Ankara has assumed that HTS’ suppression of other jihadis would fulfill its commitments to Russia to eliminate terrorist groups. Yet HTS has reinforced its de facto emirate in Idlib, and dozens of radical groups such as Ansar al-Islam, Ansar al-Tawhid, Ansar al-Din, Ajnad al-Kavkaz and the Turkistan Islamic Movement have maintained their presence in the province. Hurras al-Din, the umbrella group of al-Qaeda-inspired factions, has ostensibly disintegrated, but the factions have not left the region. Similarly, HTS’ move to dissolve the Chechen-led Jund al-Sham does not mean the group has been eliminated.
As a result, two key requirements of the March 2020 Moscow deal between Turkey and Russia – reopening the M4 highway and creating a security belt extending to 6 kilometers on either side of the route – have remained unfulfilled, and rebel groups have continued to attack government-controlled areas, benefitting from Turkish military positions as a shield. Russian Foreign Minister Sergey Lavrov reminded Ankara of its commitments Sept. 9, stressing that bilateral deals “provide for the separation of the normal, reasonable opposition from the terrorists, primarily from Hayat Tahrir al-Sham.” This process, he said, was started but is “far from being completed.”
This state of affairs has given Russia room to pressure Turkey and justify military operations. Russian-Syrian operations have markedly intensified since June. In recent days, Russian warplanes have pounded targets in Deir Sunbul and Jabal al-Zawiya in southern Idlib, including a site close to Turkish military positions, as well as Sheikh Suleiman and Darat Izza in the western countryside of Aleppo. The Syrian army, meanwhile, has shelled areas to the northwest of Hama and in the southern countryside of Idlib.

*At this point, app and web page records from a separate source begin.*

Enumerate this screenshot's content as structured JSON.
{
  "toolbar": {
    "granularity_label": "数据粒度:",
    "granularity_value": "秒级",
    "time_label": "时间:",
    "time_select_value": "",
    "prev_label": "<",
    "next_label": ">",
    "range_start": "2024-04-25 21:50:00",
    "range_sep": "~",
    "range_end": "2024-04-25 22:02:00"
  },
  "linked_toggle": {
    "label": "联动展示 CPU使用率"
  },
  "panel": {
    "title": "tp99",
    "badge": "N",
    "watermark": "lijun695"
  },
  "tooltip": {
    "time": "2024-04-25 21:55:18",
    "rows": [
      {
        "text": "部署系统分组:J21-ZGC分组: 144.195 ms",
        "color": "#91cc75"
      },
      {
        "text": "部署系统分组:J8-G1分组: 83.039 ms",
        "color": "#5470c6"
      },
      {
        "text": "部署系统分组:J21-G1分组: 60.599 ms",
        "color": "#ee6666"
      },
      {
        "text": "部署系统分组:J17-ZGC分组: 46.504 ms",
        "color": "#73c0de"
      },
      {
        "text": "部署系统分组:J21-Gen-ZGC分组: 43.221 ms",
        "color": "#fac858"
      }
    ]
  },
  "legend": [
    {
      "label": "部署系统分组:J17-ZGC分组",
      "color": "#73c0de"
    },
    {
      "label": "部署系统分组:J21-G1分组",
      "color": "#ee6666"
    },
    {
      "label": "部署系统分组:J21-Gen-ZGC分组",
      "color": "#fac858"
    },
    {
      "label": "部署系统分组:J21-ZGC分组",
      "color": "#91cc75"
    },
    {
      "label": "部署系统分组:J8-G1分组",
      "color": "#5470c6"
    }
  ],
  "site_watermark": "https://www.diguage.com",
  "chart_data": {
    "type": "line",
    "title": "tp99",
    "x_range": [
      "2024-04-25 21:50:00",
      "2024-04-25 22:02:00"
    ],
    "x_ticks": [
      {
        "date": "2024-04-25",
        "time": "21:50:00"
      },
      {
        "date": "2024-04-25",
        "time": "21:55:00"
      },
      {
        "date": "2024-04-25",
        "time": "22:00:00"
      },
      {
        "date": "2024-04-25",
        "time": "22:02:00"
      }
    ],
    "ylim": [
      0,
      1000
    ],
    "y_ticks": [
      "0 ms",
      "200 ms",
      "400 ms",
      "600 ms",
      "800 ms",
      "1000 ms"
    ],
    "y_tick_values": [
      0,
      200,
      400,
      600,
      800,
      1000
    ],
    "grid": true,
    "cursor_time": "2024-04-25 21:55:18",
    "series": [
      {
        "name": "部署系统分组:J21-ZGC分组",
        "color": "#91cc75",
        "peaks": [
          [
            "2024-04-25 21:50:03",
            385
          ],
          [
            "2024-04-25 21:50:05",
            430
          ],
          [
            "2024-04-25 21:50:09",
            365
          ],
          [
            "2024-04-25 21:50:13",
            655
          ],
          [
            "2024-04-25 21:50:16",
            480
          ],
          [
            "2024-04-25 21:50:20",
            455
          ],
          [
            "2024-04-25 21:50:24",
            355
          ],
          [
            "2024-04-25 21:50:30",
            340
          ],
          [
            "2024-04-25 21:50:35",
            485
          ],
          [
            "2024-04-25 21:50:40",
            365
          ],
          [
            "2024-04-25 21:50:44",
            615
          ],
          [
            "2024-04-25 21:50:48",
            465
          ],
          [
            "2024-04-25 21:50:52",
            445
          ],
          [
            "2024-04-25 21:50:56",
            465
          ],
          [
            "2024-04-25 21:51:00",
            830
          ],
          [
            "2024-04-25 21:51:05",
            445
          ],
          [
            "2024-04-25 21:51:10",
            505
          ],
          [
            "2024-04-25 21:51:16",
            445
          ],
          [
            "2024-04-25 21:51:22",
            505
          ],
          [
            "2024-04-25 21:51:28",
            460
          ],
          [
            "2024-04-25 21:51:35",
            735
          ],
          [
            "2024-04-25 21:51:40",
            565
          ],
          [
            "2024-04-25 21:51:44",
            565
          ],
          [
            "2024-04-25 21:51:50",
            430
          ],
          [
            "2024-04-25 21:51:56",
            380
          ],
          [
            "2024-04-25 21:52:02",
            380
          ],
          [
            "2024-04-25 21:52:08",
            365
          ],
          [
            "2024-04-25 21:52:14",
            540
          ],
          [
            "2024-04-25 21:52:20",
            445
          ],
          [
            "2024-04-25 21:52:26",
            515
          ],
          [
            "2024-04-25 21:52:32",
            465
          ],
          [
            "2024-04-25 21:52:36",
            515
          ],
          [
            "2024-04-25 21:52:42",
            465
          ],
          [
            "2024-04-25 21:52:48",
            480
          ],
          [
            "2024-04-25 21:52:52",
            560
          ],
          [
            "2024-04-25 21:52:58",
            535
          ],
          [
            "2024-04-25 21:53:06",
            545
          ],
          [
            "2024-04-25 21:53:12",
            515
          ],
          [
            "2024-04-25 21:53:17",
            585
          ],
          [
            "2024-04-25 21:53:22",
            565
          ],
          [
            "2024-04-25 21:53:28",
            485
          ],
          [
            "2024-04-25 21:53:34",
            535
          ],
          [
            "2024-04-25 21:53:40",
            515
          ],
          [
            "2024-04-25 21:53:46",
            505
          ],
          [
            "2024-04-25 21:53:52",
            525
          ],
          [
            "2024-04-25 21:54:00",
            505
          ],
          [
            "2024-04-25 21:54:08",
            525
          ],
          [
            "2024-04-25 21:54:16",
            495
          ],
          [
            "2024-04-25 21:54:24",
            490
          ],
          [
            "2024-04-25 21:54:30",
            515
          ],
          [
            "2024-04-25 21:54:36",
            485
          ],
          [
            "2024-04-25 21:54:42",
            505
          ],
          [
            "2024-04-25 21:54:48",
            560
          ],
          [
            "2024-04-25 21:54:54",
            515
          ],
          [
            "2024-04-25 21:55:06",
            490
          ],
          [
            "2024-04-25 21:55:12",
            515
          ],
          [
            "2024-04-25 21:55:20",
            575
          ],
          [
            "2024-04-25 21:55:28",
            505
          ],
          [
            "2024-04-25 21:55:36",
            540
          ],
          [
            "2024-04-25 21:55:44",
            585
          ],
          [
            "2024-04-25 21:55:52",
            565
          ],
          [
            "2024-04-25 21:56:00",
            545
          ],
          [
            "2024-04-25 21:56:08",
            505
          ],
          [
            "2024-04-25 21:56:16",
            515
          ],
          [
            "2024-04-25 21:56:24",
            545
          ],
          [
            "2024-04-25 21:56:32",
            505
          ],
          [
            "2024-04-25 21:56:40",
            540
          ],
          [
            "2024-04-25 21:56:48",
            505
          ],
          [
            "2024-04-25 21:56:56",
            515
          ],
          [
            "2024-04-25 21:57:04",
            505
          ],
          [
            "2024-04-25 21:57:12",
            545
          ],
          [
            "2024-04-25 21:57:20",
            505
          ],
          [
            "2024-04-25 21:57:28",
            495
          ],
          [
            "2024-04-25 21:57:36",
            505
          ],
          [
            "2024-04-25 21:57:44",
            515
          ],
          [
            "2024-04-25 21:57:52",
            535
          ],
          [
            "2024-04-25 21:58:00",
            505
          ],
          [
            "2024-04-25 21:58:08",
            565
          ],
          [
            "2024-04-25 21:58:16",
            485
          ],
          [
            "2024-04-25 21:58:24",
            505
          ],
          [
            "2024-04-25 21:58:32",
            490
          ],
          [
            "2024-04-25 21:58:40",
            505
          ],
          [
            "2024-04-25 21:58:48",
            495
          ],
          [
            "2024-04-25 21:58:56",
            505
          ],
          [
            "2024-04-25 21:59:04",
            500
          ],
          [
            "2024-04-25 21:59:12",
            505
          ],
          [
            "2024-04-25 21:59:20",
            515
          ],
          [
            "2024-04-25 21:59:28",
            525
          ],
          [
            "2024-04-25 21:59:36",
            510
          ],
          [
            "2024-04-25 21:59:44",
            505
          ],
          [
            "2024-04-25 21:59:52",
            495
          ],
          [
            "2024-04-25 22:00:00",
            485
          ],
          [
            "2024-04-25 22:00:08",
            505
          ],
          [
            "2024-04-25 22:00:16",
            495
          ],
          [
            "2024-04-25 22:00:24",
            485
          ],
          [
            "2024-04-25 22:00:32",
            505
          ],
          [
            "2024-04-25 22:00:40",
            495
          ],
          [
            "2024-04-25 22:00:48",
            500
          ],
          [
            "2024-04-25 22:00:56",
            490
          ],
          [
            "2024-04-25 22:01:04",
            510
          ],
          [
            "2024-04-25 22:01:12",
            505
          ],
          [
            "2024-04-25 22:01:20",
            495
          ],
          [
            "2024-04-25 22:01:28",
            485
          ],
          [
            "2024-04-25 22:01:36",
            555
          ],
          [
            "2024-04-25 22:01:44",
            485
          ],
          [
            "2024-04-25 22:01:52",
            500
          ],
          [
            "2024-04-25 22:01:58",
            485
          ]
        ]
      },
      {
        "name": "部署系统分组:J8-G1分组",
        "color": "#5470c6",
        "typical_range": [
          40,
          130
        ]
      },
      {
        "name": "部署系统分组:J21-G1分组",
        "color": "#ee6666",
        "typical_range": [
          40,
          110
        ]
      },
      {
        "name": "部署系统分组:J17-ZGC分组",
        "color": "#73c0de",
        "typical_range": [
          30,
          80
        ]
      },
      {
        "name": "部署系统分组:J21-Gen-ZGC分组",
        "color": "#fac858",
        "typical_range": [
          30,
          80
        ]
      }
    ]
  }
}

Idlib was certainly high on the agenda when Russian President Vladimir Putin hosted his Syrian counterpart Bashar al-Assad in Moscow Sept. 14. Putin said at the meeting that the main problem in Syria today was the presence of foreign forces without permission or a UN mandate – a reference to Turkey and the United States.
Nevertheless, Brett McGurk, the White House’s Middle East coordinator, has been holding talks with Russia’s deputy foreign minister Sergey Vershinin and special Syria envoy Alexander Lavrentiev, which might weaken Turkey’s hand in Syria. The US-Russian dialogue might help spur serious negotiations between Damascus and the Kurds, which in turn might diminish the Turkish military presence east of the Euphrates River. The Biden administration has effectively relaxed the Caesar Act sanctions on Syria by overlooking Iranian oil tankers entering the Syrian port of Tartus and the flow of Egyptian gas and Jordanian electricity to Lebanon via Syria. These signs of improved US-Russian dialogue would leave little room for Ankara, whose anti-Kurdish policy has been compounded by drone assassinations recently.
In sum, Turkey is headed for uneasy days in Idlib, where dozens of Turkish military outposts are now dotting the periphery of the region. If the US-Russian dialogue leads to a compromise on the Kurdish-held areas to the east of the Euphrates, a showdown in Idlib will become inevitable.